Naloxone, known as Narcan, is “a crucial response for individuals experiencing overdose from substances like fentanyl, and temporarily reverses the effects of an overdose in emergency scenarios,” a news release from LAUSD explains.
“We have an urgent crisis on our hands,” Superintendent Carvalho said. “Research shows that the availability of naloxone along with overdose education is effective at decreasing overdoses and death–and will save lives. We will do everything in our power to ensure that not another student in our community is a victim to the growing opioid epidemic. Keeping students safe and healthy remains our highest priority.”
LAUSD Superintendent Alberto Carvalho and several medical leaders at Bernstein High School have been meeting over the last week.
After several overdoses that happened at this high school and neighboring schools in Hollywood, trying to figure out how to educate kids and prevent incidents like the one that happened last week.
“The District has no higher calling than the safety of its students,” Student Board Member Nathaniel Shin said. “I am grateful for the support of the Los Angeles County Department of Public Health, The Los Angeles Trust for Children’s Health, Children’s Hospital Los Angeles and the Los Angeles Unified team for providing this tool to protect student health. I am also thankful for the staff who will train in its use. Narcan saves lives. I look forward to continued collaboration with the community to help students make healthy choices and get the support they need.”
Melanie Ramos, 15, was found dead in a bathroom at Bernstein High School.
Ramos and her friend both overdosed. Thankfully her friend survived after police say they bought a pill they thought was Percocet, LAPD thinks it was laced with fentanyl.
The CDC says Fentanyl is 50 times stronger than heroin, 100 times stronger than morphine and it takes “the smallest amount” to be dangerous and potentially deadly.
The Coroner’s Office says fentanyl related deaths in LA County have increased by more than 1700% over the last 5 years, from 91 in 2016 to 1,665 deaths in 2021.
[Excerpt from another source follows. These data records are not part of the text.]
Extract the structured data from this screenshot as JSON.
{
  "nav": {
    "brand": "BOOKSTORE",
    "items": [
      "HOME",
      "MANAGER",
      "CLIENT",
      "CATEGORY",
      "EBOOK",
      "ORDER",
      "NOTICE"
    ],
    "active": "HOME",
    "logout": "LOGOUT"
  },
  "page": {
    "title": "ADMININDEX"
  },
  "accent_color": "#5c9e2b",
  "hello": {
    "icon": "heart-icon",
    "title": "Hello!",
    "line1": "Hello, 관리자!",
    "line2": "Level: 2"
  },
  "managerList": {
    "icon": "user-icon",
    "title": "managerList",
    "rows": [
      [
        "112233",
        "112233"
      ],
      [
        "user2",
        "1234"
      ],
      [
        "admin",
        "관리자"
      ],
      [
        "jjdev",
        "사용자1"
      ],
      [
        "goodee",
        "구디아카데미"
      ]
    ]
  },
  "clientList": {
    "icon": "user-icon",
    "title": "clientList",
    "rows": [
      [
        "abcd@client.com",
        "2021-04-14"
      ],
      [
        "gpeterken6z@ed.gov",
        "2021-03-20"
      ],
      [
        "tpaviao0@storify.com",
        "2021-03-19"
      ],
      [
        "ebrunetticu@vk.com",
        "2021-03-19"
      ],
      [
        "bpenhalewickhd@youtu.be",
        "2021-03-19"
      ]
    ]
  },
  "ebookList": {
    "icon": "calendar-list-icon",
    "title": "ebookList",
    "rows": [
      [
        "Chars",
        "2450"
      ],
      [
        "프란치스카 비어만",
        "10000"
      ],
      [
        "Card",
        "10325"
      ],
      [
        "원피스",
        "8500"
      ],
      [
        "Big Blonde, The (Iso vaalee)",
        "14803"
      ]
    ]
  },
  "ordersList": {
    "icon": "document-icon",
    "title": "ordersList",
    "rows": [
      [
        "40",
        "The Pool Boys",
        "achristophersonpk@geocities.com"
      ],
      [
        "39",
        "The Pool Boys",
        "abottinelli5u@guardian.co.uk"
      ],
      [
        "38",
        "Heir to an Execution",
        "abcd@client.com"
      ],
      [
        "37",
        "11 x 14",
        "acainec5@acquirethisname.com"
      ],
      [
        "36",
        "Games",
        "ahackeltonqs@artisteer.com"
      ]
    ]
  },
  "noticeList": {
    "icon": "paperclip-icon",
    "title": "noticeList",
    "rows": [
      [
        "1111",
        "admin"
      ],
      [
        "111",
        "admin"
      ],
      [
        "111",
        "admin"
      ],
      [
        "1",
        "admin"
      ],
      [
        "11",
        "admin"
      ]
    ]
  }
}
Four students overdosed last week in Hollywood schools alone.
Police made a couple of arrests but the focus moving forward is keeping students safe.